---------- Exercise materials

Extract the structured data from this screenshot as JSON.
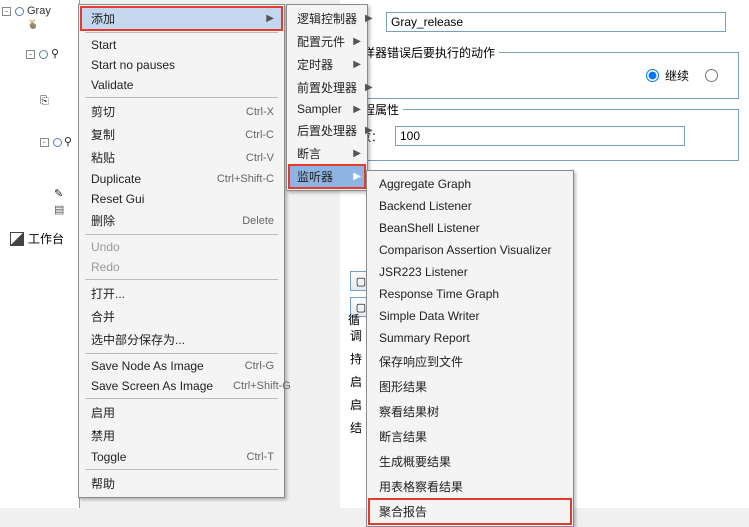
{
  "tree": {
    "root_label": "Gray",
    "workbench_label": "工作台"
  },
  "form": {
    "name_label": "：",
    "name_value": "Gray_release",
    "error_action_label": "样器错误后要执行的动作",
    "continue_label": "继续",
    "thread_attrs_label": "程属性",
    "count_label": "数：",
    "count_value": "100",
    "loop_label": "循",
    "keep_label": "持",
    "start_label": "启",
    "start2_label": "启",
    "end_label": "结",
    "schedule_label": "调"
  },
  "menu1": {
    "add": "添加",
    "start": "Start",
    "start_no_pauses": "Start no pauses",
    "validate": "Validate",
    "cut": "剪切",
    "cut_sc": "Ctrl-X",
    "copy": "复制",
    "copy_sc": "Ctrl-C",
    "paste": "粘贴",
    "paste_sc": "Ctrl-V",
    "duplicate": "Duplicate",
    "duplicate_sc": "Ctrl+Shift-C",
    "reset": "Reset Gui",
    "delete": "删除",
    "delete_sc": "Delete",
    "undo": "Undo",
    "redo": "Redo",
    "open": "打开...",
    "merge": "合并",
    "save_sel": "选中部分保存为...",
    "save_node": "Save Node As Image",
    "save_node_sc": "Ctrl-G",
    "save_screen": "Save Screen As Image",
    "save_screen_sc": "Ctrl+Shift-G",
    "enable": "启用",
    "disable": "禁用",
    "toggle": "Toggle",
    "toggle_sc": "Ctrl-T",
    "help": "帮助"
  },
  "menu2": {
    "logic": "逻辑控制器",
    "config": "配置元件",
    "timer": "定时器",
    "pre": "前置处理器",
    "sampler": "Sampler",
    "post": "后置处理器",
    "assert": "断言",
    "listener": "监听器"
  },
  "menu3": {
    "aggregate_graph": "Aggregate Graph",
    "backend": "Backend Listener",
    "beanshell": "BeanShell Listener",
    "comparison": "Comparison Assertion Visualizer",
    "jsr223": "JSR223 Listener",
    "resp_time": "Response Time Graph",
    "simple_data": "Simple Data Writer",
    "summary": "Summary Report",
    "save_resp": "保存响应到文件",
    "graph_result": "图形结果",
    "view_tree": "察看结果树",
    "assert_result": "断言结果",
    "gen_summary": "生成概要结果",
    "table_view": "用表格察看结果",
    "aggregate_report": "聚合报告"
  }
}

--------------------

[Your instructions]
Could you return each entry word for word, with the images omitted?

[Solution to this problem]
Extract the structured data from this screenshot as JSON.
{
  "tree": {
    "root_label": "Gray",
    "workbench_label": "工作台"
  },
  "form": {
    "name_label": "：",
    "name_value": "Gray_release",
    "error_action_label": "样器错误后要执行的动作",
    "continue_label": "继续",
    "thread_attrs_label": "程属性",
    "count_label": "数：",
    "count_value": "100",
    "loop_label": "循",
    "keep_label": "持",
    "start_label": "启",
    "start2_label": "启",
    "end_label": "结",
    "schedule_label": "调"
  },
  "menu1": {
    "add": "添加",
    "start": "Start",
    "start_no_pauses": "Start no pauses",
    "validate": "Validate",
    "cut": "剪切",
    "cut_sc": "Ctrl-X",
    "copy": "复制",
    "copy_sc": "Ctrl-C",
    "paste": "粘贴",
    "paste_sc": "Ctrl-V",
    "duplicate": "Duplicate",
    "duplicate_sc": "Ctrl+Shift-C",
    "reset": "Reset Gui",
    "delete": "删除",
    "delete_sc": "Delete",
    "undo": "Undo",
    "redo": "Redo",
    "open": "打开...",
    "merge": "合并",
    "save_sel": "选中部分保存为...",
    "save_node": "Save Node As Image",
    "save_node_sc": "Ctrl-G",
    "save_screen": "Save Screen As Image",
    "save_screen_sc": "Ctrl+Shift-G",
    "enable": "启用",
    "disable": "禁用",
    "toggle": "Toggle",
    "toggle_sc": "Ctrl-T",
    "help": "帮助"
  },
  "menu2": {
    "logic": "逻辑控制器",
    "config": "配置元件",
    "timer": "定时器",
    "pre": "前置处理器",
    "sampler": "Sampler",
    "post": "后置处理器",
    "assert": "断言",
    "listener": "监听器"
  },
  "menu3": {
    "aggregate_graph": "Aggregate Graph",
    "backend": "Backend Listener",
    "beanshell": "BeanShell Listener",
    "comparison": "Comparison Assertion Visualizer",
    "jsr223": "JSR223 Listener",
    "resp_time": "Response Time Graph",
    "simple_data": "Simple Data Writer",
    "summary": "Summary Report",
    "save_resp": "保存响应到文件",
    "graph_result": "图形结果",
    "view_tree": "察看结果树",
    "assert_result": "断言结果",
    "gen_summary": "生成概要结果",
    "table_view": "用表格察看结果",
    "aggregate_report": "聚合报告"
  }
}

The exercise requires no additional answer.